Prompt:
Look through the entries that follow and return each line that has the string "placeholder".

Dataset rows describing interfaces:
--*--

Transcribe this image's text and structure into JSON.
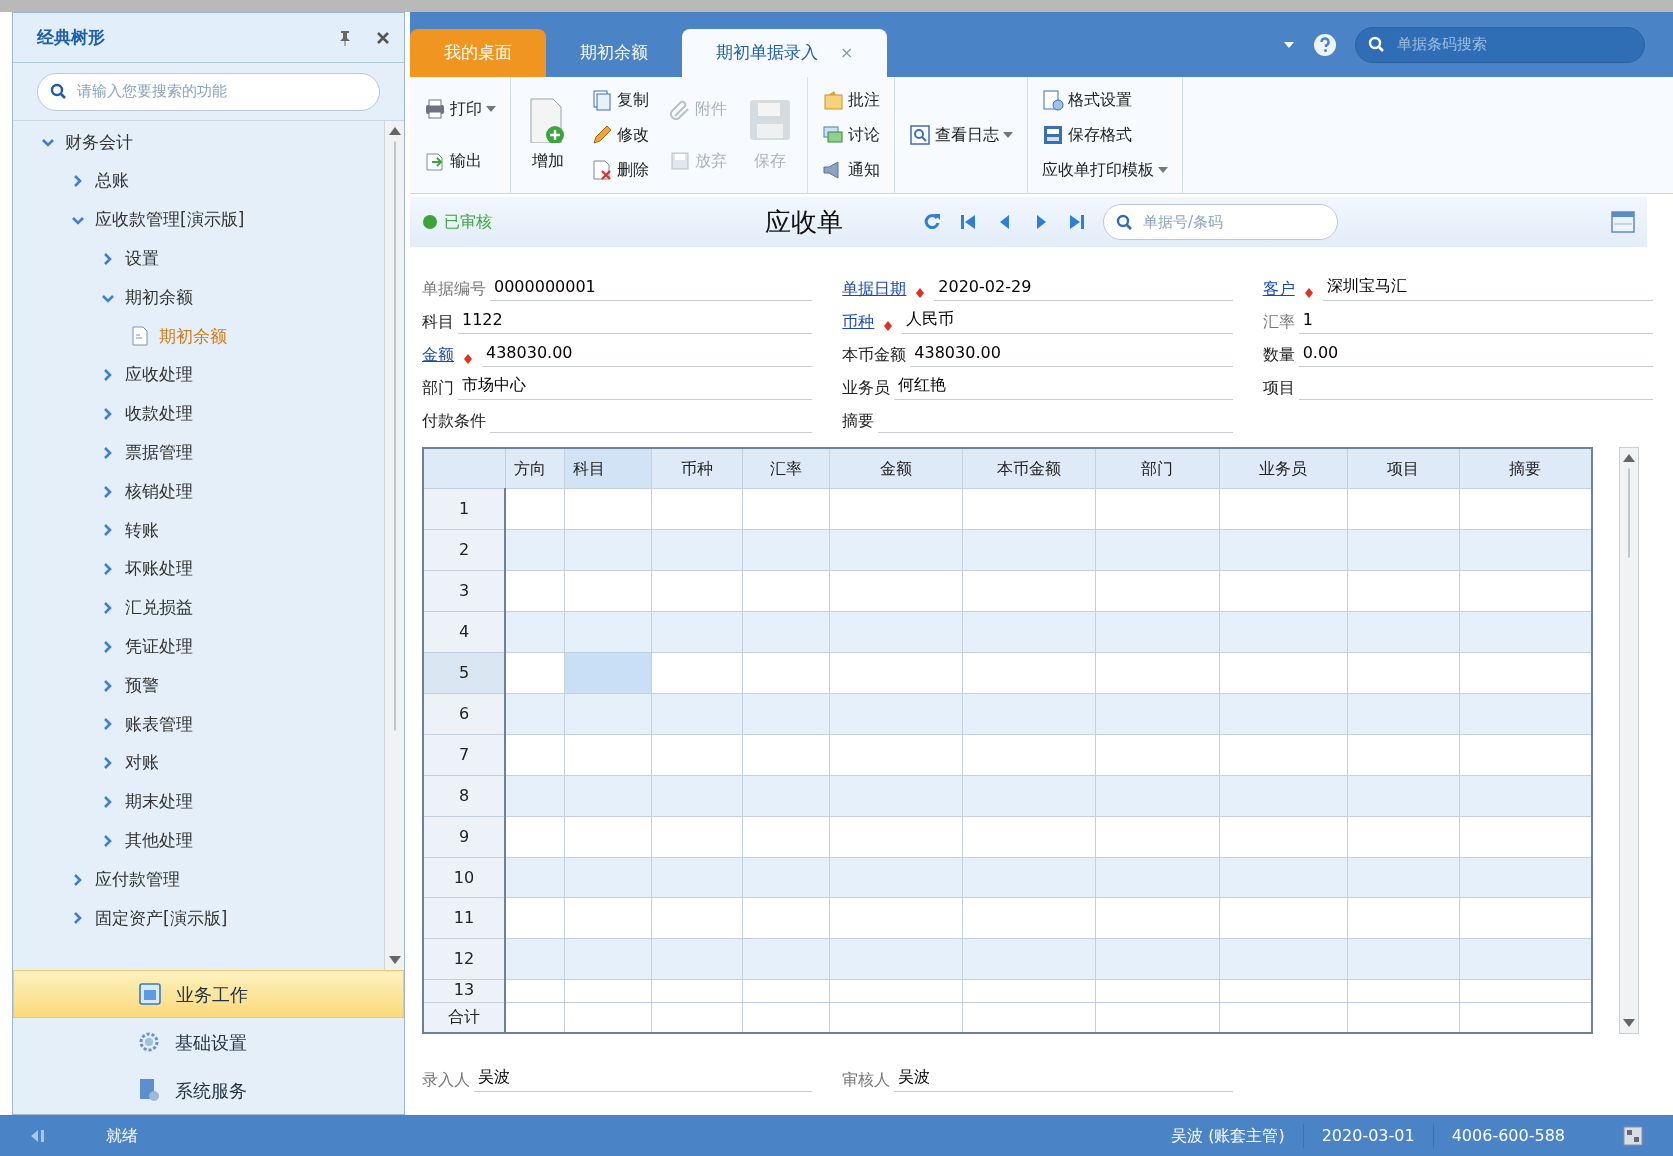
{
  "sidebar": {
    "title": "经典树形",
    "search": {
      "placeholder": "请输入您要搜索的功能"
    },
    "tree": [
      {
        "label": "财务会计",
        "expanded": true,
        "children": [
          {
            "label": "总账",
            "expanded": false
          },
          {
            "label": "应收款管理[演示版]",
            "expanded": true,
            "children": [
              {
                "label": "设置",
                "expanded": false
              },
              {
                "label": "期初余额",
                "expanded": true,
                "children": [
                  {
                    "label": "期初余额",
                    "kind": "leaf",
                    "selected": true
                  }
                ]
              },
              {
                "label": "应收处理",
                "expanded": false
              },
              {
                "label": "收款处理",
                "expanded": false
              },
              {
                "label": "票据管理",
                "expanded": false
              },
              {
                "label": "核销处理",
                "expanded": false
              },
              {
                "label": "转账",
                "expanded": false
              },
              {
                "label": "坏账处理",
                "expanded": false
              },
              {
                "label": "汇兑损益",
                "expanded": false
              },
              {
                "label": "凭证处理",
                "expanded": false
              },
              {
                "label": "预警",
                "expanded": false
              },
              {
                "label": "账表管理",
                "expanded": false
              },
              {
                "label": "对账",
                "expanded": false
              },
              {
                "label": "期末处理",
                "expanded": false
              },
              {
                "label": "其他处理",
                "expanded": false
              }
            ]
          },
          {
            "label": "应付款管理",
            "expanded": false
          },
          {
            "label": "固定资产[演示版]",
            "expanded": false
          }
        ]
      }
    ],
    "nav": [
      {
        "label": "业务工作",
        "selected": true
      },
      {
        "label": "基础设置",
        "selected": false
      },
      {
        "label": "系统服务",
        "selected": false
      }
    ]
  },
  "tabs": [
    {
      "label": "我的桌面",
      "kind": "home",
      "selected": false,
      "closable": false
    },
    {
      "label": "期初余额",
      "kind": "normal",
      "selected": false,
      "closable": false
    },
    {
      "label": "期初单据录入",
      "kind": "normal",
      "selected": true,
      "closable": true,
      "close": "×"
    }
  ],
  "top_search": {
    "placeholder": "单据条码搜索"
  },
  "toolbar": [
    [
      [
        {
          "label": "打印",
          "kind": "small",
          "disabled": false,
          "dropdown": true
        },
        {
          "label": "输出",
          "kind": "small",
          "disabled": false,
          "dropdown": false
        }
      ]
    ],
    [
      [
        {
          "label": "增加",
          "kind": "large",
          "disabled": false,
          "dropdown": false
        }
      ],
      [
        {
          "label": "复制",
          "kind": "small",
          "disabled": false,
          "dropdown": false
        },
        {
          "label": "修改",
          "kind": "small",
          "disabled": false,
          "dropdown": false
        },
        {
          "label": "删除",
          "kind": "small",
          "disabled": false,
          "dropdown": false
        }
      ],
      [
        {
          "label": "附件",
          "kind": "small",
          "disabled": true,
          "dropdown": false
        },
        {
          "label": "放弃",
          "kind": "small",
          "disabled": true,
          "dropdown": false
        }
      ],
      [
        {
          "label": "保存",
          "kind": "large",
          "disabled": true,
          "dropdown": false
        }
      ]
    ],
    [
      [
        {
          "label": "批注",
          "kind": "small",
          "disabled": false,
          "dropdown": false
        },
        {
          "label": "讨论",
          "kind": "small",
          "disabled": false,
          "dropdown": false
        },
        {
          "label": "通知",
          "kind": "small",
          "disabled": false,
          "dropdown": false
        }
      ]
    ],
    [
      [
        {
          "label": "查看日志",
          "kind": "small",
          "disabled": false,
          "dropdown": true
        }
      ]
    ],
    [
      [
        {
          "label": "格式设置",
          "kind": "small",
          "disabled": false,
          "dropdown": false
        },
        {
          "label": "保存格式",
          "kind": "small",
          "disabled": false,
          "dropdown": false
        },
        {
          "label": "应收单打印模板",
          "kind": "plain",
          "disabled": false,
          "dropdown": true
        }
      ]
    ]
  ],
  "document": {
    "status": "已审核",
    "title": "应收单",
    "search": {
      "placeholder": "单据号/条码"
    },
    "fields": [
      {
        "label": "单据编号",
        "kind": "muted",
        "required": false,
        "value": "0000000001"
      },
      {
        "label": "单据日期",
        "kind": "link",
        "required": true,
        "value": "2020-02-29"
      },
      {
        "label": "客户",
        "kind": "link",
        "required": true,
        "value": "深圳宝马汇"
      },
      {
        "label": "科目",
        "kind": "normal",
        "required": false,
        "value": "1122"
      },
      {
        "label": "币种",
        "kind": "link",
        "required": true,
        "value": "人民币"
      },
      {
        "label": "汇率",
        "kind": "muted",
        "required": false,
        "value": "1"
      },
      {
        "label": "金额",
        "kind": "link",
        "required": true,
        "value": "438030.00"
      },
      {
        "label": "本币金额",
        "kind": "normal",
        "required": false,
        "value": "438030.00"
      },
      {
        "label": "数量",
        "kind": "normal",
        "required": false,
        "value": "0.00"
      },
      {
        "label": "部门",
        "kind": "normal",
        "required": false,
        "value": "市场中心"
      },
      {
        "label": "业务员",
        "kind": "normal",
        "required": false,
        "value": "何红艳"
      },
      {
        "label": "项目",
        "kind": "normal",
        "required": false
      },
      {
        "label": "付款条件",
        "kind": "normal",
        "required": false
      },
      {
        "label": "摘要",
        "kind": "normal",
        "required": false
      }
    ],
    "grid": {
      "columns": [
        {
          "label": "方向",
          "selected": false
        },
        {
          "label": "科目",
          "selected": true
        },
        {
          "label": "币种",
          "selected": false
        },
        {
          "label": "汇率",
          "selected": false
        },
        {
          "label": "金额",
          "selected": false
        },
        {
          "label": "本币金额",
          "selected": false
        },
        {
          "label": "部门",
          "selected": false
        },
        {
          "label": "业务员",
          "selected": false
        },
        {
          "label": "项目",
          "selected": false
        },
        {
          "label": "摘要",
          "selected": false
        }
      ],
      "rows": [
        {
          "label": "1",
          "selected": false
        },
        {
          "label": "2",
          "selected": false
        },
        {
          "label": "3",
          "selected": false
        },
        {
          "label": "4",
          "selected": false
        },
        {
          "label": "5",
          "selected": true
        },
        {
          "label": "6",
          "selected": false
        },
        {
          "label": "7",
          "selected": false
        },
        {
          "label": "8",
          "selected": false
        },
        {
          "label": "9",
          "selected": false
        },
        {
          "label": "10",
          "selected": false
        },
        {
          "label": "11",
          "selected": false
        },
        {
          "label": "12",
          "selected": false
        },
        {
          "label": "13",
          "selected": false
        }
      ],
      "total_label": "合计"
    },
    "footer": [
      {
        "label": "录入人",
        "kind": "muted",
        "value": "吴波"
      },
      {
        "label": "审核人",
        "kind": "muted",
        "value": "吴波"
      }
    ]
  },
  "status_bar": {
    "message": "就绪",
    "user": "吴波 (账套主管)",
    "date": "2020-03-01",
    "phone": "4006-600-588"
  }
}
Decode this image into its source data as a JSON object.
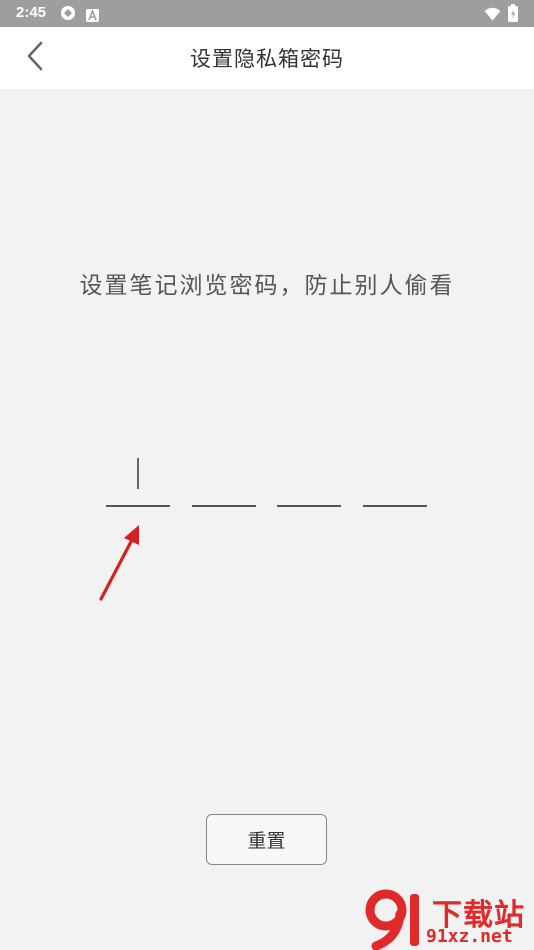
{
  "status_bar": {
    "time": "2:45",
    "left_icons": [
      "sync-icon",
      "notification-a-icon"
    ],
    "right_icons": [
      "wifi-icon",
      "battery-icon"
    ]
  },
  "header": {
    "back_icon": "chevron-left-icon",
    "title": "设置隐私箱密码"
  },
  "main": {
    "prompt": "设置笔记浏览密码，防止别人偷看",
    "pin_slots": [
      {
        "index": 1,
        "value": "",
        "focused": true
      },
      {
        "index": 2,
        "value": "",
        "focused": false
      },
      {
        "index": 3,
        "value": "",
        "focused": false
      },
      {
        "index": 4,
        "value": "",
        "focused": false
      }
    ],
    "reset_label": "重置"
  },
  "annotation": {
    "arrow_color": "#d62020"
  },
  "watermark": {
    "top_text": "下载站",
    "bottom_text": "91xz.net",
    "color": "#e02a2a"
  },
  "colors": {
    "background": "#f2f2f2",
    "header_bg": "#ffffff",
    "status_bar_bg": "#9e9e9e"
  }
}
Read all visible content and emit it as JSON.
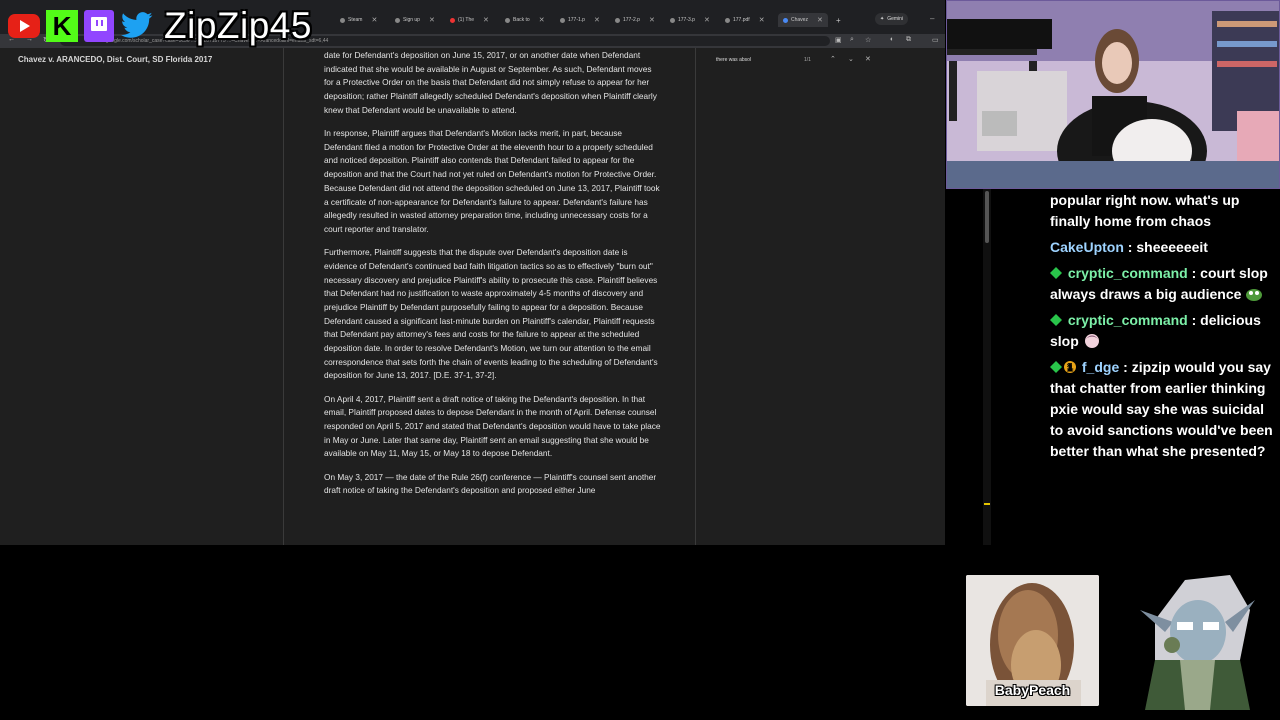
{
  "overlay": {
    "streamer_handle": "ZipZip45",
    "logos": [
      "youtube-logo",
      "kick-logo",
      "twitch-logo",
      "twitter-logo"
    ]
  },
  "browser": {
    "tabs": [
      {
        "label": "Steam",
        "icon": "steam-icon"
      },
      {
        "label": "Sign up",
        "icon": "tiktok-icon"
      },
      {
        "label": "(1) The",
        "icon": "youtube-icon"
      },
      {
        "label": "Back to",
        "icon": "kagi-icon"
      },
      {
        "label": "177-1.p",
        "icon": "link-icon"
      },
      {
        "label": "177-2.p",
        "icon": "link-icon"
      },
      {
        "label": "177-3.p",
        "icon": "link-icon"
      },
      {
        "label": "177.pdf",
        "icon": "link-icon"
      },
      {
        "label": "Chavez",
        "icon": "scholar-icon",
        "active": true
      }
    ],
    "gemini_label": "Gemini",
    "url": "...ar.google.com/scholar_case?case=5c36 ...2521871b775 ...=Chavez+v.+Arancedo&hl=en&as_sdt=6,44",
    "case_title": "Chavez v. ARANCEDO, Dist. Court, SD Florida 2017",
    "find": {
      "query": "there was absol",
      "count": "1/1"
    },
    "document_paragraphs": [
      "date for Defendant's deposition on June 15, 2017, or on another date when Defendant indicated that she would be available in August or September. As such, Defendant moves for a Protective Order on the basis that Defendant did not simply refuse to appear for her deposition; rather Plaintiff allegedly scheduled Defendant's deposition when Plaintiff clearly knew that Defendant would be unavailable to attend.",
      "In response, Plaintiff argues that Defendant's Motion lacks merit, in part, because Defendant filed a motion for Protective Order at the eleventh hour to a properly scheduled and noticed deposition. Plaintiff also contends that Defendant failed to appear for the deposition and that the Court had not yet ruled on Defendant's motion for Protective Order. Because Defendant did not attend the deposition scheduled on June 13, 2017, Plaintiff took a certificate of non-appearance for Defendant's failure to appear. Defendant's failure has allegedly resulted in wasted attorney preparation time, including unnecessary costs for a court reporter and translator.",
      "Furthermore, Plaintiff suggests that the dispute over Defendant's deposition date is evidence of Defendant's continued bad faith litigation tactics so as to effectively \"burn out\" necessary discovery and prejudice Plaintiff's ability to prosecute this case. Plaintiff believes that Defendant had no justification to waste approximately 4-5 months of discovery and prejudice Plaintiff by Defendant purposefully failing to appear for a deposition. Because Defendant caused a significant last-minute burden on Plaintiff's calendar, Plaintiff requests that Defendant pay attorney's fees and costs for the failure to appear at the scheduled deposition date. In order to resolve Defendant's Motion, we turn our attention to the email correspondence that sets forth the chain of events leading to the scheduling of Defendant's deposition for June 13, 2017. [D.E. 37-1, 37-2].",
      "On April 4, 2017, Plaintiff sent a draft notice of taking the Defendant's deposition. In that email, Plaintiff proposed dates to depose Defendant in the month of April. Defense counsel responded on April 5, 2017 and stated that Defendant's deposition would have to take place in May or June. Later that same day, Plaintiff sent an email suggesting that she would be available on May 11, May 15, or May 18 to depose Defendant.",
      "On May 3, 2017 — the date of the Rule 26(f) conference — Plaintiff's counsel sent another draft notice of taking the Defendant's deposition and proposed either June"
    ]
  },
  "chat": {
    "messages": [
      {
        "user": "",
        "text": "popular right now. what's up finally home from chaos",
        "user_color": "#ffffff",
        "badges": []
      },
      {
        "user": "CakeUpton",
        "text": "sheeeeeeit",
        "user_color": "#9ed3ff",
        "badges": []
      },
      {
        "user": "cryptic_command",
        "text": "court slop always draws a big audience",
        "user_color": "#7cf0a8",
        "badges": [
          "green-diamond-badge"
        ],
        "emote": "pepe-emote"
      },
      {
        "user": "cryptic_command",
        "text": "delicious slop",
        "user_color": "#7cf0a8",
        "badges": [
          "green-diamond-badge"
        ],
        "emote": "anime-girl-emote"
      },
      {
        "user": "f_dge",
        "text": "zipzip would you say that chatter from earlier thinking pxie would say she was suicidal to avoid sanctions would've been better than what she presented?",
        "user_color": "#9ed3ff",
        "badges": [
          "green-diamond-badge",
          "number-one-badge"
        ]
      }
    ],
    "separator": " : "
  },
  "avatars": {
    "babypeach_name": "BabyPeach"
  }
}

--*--

Response below:
      "placeholder": "请输入您要搜索的功能"
    "placeholder": "单据条码搜索"
      "placeholder": "单据号/条码"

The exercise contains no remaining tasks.